## Record extracts:
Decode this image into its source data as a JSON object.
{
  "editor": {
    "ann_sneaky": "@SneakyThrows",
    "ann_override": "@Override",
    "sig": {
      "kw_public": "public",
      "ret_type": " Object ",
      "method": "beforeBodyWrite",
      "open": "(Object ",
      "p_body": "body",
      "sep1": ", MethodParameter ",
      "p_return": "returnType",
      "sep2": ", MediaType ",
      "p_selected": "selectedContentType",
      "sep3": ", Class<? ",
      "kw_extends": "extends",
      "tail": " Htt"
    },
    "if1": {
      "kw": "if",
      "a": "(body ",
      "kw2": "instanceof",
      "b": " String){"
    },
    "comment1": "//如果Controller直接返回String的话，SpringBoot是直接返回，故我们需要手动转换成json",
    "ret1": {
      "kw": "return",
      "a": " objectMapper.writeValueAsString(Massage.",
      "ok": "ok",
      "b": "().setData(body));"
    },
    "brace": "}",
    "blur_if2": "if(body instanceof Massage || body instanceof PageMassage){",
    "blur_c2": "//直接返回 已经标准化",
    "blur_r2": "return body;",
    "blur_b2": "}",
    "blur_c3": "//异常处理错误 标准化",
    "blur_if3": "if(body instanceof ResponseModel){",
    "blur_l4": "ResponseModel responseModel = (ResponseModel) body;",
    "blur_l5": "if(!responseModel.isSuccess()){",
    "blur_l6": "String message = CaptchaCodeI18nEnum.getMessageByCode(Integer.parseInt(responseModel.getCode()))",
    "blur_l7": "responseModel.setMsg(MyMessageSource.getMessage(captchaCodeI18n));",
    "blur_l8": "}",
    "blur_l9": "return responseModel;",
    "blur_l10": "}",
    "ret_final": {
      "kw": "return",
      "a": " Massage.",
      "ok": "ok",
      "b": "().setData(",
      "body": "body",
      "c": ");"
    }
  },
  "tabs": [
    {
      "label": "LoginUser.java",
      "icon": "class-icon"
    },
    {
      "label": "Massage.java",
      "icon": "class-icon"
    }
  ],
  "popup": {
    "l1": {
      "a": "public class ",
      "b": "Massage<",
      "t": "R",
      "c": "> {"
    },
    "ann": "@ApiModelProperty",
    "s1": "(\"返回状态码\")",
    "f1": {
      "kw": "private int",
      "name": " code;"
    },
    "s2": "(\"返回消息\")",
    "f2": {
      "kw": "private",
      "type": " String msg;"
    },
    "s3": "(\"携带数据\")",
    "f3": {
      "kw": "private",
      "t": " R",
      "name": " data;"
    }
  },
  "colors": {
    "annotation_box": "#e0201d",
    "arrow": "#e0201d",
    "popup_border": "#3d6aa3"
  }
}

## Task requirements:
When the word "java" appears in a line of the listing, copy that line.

## Answer for the task:
      "label": "LoginUser.java",
      "label": "Massage.java",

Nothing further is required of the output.